Data for processing:
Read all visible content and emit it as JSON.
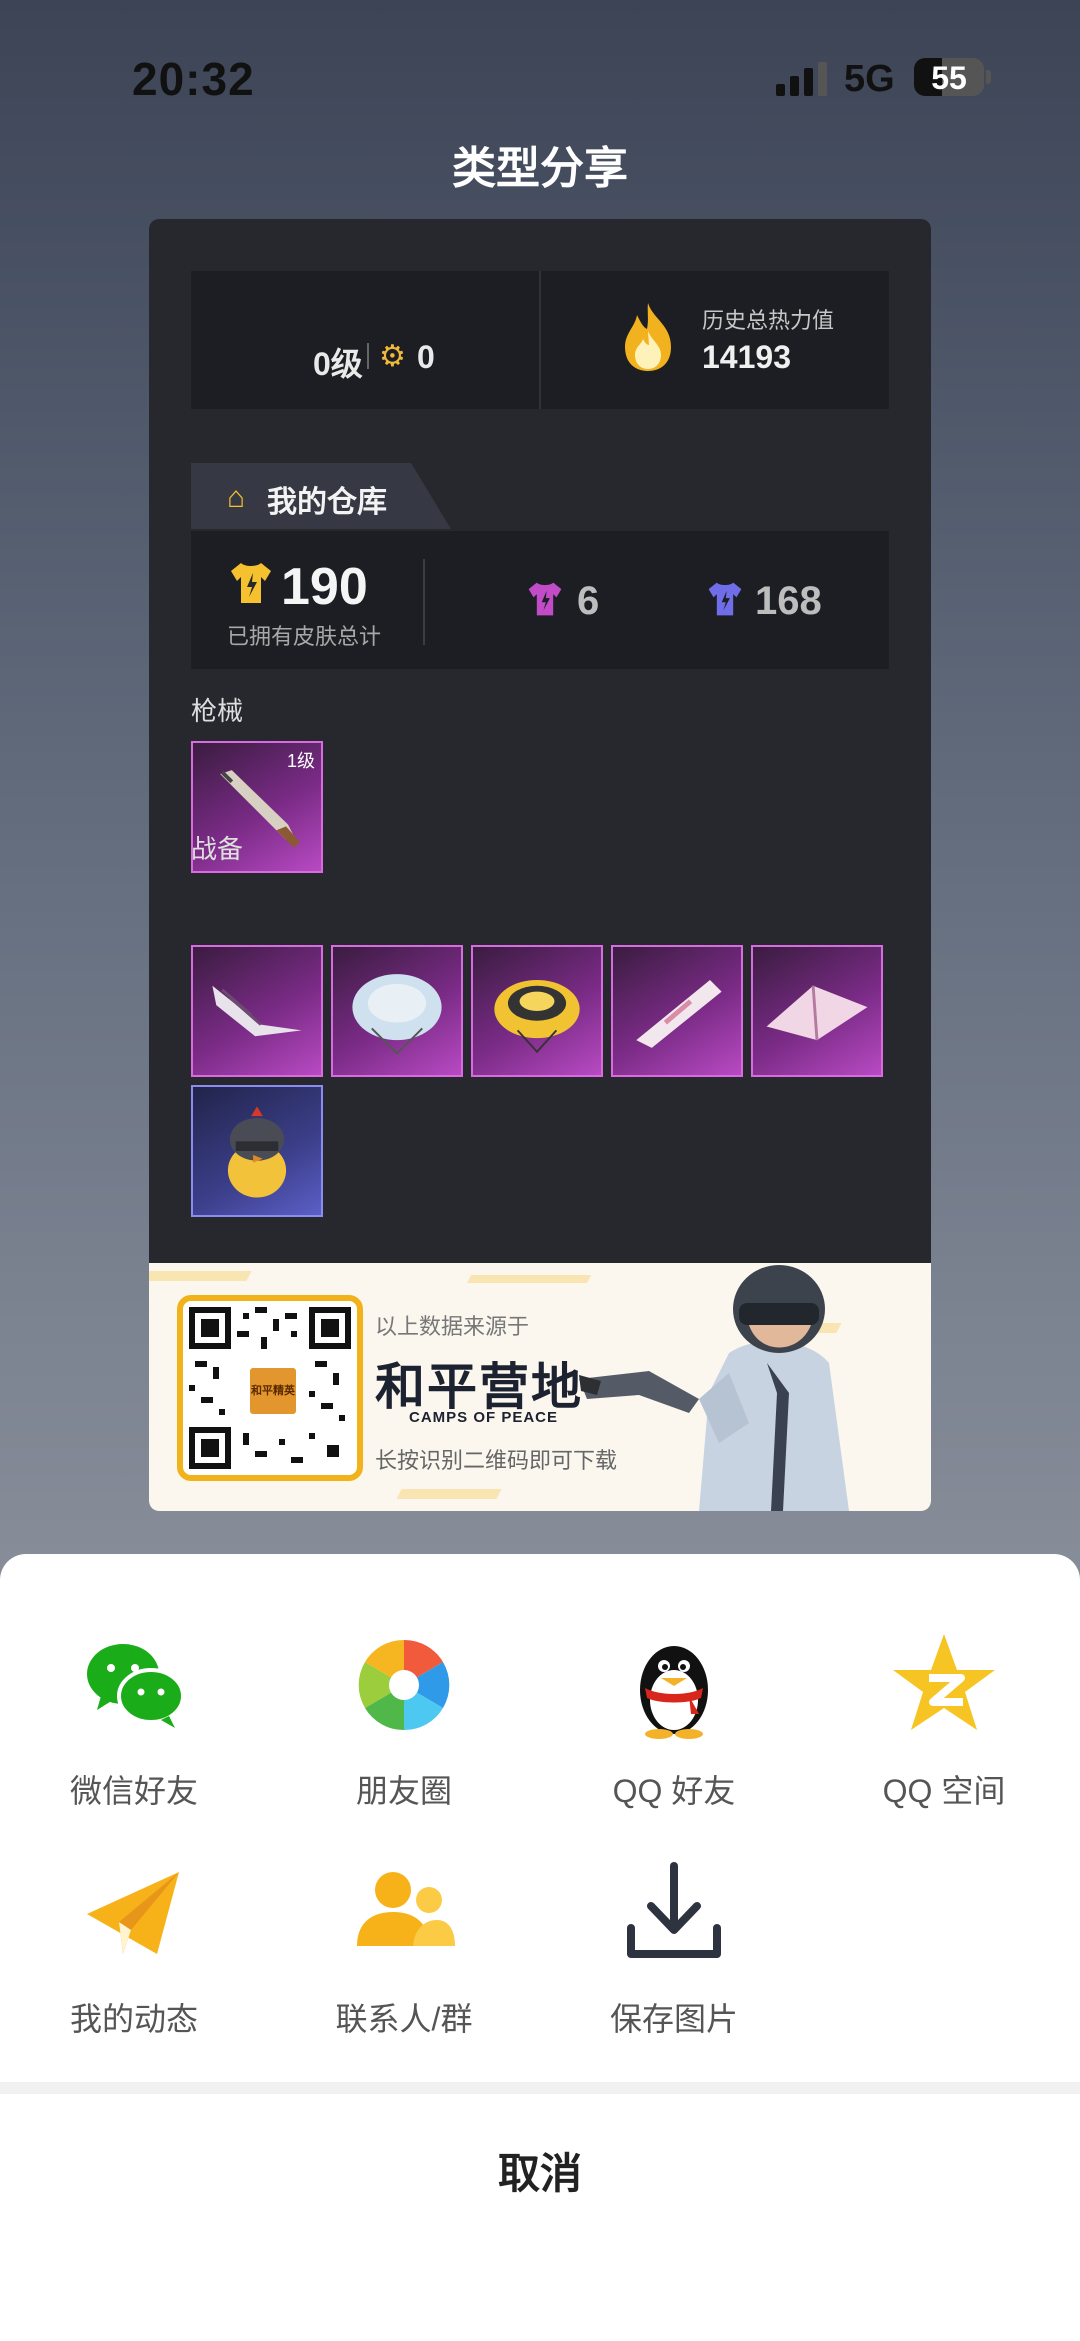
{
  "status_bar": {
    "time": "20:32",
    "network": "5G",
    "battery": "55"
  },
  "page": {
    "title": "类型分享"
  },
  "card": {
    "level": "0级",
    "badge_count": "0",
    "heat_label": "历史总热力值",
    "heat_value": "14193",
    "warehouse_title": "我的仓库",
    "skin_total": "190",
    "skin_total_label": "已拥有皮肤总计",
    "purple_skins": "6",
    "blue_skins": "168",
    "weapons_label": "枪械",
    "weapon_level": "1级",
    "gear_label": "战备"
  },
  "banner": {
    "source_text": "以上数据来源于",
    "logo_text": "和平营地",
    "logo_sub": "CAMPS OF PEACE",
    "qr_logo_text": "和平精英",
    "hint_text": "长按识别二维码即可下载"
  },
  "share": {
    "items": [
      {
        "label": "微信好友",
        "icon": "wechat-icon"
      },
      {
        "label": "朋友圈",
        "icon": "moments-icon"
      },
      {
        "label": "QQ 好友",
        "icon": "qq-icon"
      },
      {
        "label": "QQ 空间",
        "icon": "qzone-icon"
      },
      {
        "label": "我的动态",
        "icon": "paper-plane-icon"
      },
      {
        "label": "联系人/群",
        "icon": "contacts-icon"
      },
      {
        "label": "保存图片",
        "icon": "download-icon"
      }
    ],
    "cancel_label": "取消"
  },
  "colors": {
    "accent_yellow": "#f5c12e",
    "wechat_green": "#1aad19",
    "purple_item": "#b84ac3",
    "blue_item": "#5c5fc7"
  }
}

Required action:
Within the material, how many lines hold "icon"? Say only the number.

Exercise response:
7